Bronze Snowflakes

I watch him slip a long, strong fingernail down the succulent crevice between two mandarin segments and pull them apart. “Reminds me of when my wife left me.”

It’s dark. I wait for him to place the orangey crescent into his mouth and I imagine its sharp taste on his tongue as he crushes it, chews the pith and swallows the remains when the liquid is gone. He turns to me. His teeth are off-white; an incisor is broken. “Why?”

“I just want to know.”

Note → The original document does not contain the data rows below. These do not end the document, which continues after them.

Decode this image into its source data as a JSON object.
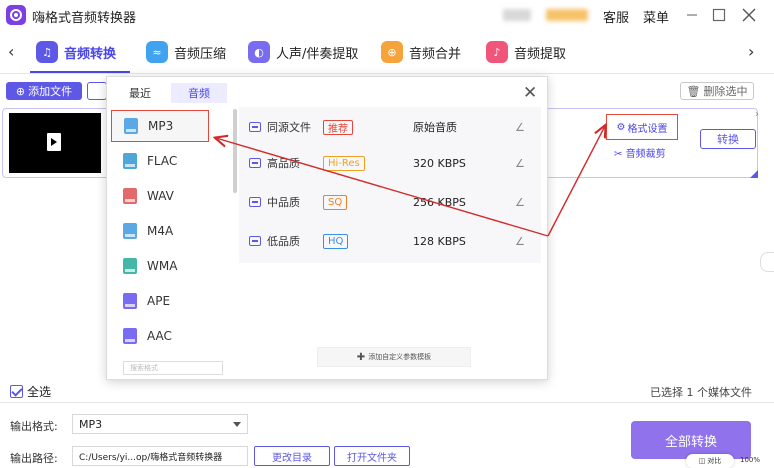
{
  "app": {
    "title": "嗨格式音频转换器",
    "service": "客服",
    "menu": "菜单"
  },
  "tabs": [
    {
      "label": "音频转换",
      "icon": "headphones-icon",
      "color": "#5e58e6"
    },
    {
      "label": "音频压缩",
      "icon": "compress-icon",
      "color": "#41a3f0"
    },
    {
      "label": "人声/伴奏提取",
      "icon": "vocal-icon",
      "color": "#7a6cf0"
    },
    {
      "label": "音频合并",
      "icon": "merge-icon",
      "color": "#f7a33b"
    },
    {
      "label": "音频提取",
      "icon": "mic-icon",
      "color": "#f0567a"
    }
  ],
  "toolbar": {
    "add_file": "添加文件",
    "delete_selected": "删除选中"
  },
  "file_card": {
    "format_settings": "格式设置",
    "audio_cut": "音频裁剪",
    "convert": "转换"
  },
  "popup": {
    "tab_recent": "最近",
    "tab_audio": "音频",
    "formats": [
      "MP3",
      "FLAC",
      "WAV",
      "M4A",
      "WMA",
      "APE",
      "AAC"
    ],
    "selected_format": "MP3",
    "search_placeholder": "搜索格式",
    "qualities": [
      {
        "name": "同源文件",
        "badge": "推荐",
        "rate": "原始音质",
        "badge_color": "#e4473c"
      },
      {
        "name": "高品质",
        "badge": "Hi-Res",
        "rate": "320 KBPS",
        "badge_color": "#f0a020"
      },
      {
        "name": "中品质",
        "badge": "SQ",
        "rate": "256 KBPS",
        "badge_color": "#f08020"
      },
      {
        "name": "低品质",
        "badge": "HQ",
        "rate": "128 KBPS",
        "badge_color": "#3a8fe8"
      }
    ],
    "add_template": "添加自定义参数模板"
  },
  "bottom": {
    "select_all": "全选",
    "selected_count": "已选择 1 个媒体文件",
    "output_format_label": "输出格式:",
    "output_format_value": "MP3",
    "output_path_label": "输出路径:",
    "output_path_value": "C:/Users/yi...op/嗨格式音频转换器",
    "change_dir": "更改目录",
    "open_folder": "打开文件夹",
    "convert_all": "全部转换",
    "compare": "对比",
    "zoom": "100%"
  },
  "colors": {
    "accent": "#5e58e6",
    "highlight_box": "#e4473c",
    "annotation_arrow": "#d22a2a"
  }
}
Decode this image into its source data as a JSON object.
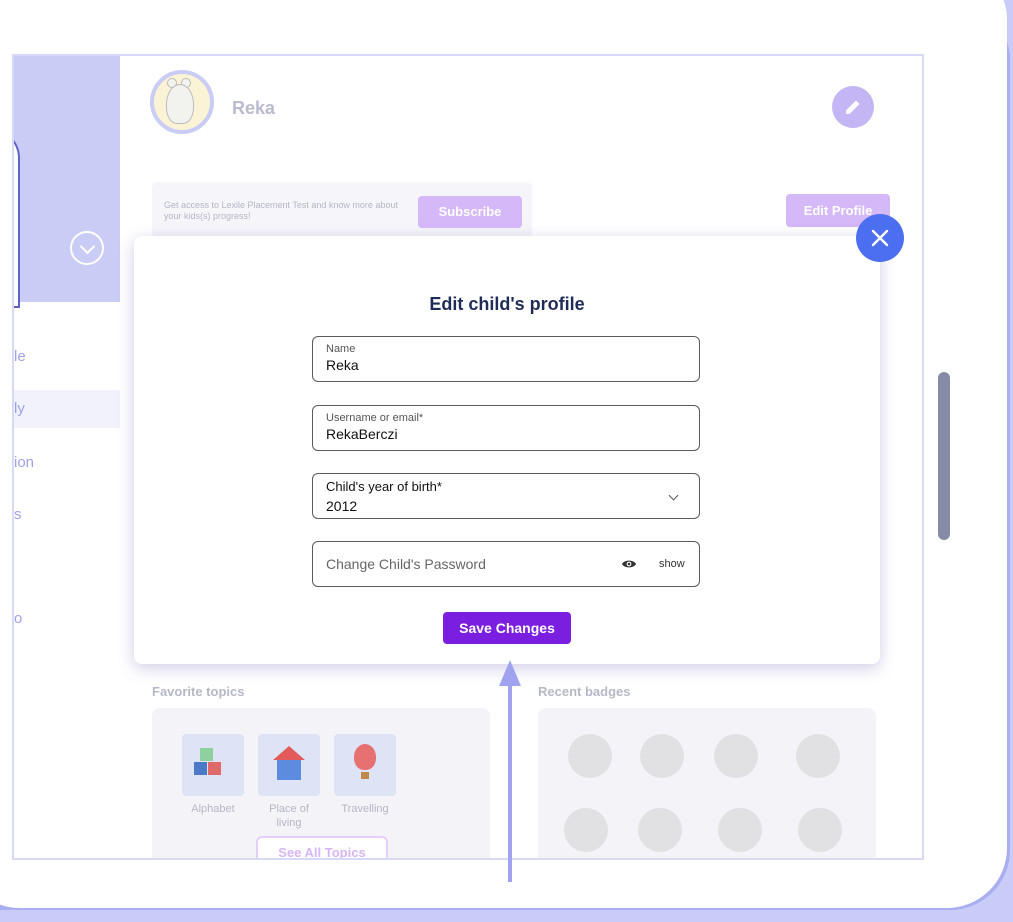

He looks darkly into my right eye – the one nearest to him – then slowly follows my body downwards and stares at my expensive clothes. I don’t care that the trouser suit will get dirty, or that my hands are stone cold. I don’t think about myself for once. I think about his life, his route here, about drugs, cleanliness, food, warmth, people who might want to hurt him, people who’d rather help him, if he knows the difference – and I wonder what he might have been like as a boy.

He whispers, “No, I did well at school.”

“Anyone can lose their job.”

He shakes his head. There’s a wry smile in control of his top lip. He turns from me and I worry how much of a wanker I must seem to him. But he stays. And we sit together on the concrete floor outside the multi-million-pound revamped theatre, looking up from beneath our eyelids at different shoes passing, at ankle shapes, odd details. Some legs are encased in sock material; some in patterned tights. Some people wear jeans – blue, black or white. Some have pronated walks; others bowl or lean to the right. Some move leisurely, but some walk by quickly like their shoes are on fire. One in a hundred slow their pace, fiddle in a wallet or purse and reach down to let a tiny fraction of what they own drop like a bronze snowflake into the simple tin beside Mark’s small dog.

I tell him my name is Kat.

“Short for anything?” he asks.

“Katerina. My mother was a Russian ballerina. My father, an alcoholic. He used to beat her.”

He widens his tired, restless grey eyes and murmurs, “Same as my dad. He was a nut-job. I get my street sense from my older brother.” He points. “You’ll see him on the corner of the crossroads.”

“I used to love this city,” I tell him gently. “Until recently. It’s not right, what they’re doing. It’s fucked up.”

He eyes me closely, like a nervous scientist. His next words feel cruel, but his intentions are non-malicious. “Why did you sit down here, Kat? Don’t you realise me and my friends are getting less money? You’re in a suit, you’re a well-dressed woman, and we’re homeless. Never the Twain shall fucking meet. Indiscreet.”

I decide to own up to my truth. “I sat down here because I just can’t deal with the guilt of walking past you anymore. I must have seen you and your dog two hundred times since Christmas. That was the first day.” At that, he lowers his head. I know that day was the start of it all. “You’re no different to me,” I carry on. “Yet you’re down here on the floor, unable to get enough food to eat and I’m always up there, rushing past pretending I’ve got important things to fix.”

“No different,” he smirks. “Couldn’t be more different if we tried.”

I’m saddened. Because he’s right. He seems to think hard as he glares at the half-empty tin ahead of him, as he strokes his dog. The animal turns his sleepy head and blinks at his protector, who rifles pockets for a biscuit treat.

I don’t want to ruin his chances, so I get up, brush the dirt off, and donate. I feel bad for reinforcing our distance, and I’d feel bad for not giving something. He doesn’t look up.

In the end, I have to just walk away.